** Opening Listed entries block **
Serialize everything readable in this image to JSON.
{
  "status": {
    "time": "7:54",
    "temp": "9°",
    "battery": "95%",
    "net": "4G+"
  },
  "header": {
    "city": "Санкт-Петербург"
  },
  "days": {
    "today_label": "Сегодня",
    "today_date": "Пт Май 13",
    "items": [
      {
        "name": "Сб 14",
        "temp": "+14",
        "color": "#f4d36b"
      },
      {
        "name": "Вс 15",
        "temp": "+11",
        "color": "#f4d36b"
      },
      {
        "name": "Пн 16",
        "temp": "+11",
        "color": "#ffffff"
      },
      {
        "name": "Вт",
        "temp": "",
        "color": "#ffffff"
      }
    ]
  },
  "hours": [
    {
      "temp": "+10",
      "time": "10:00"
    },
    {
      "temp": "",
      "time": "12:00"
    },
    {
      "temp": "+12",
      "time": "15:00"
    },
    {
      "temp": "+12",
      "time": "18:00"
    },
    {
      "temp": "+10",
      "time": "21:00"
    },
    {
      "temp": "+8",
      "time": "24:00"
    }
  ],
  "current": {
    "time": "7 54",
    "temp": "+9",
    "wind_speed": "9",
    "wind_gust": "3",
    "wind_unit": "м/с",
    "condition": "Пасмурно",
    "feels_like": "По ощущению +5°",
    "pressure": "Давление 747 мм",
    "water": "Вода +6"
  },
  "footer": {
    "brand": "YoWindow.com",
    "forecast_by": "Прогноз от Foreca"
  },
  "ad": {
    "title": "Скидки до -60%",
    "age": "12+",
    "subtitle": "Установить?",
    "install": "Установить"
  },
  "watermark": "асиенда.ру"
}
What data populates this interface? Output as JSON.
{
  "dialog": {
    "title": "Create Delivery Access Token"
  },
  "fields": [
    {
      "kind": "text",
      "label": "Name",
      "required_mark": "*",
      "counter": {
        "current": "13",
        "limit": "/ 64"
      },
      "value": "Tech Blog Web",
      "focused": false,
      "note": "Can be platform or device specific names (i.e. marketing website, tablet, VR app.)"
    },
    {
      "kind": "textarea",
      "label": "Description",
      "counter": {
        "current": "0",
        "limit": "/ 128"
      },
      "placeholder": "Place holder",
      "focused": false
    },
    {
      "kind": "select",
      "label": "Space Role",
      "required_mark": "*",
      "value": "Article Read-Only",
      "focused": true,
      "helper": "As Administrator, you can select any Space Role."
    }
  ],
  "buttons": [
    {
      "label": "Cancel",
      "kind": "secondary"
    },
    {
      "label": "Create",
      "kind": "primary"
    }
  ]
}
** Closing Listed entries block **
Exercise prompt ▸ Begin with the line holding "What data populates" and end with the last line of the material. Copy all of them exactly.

Answer to this task ▸
What data populates this interface? Output as JSON.
{
  "dialog": {
    "title": "Create Delivery Access Token"
  },
  "fields": [
    {
      "kind": "text",
      "label": "Name",
      "required_mark": "*",
      "counter": {
        "current": "13",
        "limit": "/ 64"
      },
      "value": "Tech Blog Web",
      "focused": false,
      "note": "Can be platform or device specific names (i.e. marketing website, tablet, VR app.)"
    },
    {
      "kind": "textarea",
      "label": "Description",
      "counter": {
        "current": "0",
        "limit": "/ 128"
      },
      "placeholder": "Place holder",
      "focused": false
    },
    {
      "kind": "select",
      "label": "Space Role",
      "required_mark": "*",
      "value": "Article Read-Only",
      "focused": true,
      "helper": "As Administrator, you can select any Space Role."
    }
  ],
  "buttons": [
    {
      "label": "Cancel",
      "kind": "secondary"
    },
    {
      "label": "Create",
      "kind": "primary"
    }
  ]
}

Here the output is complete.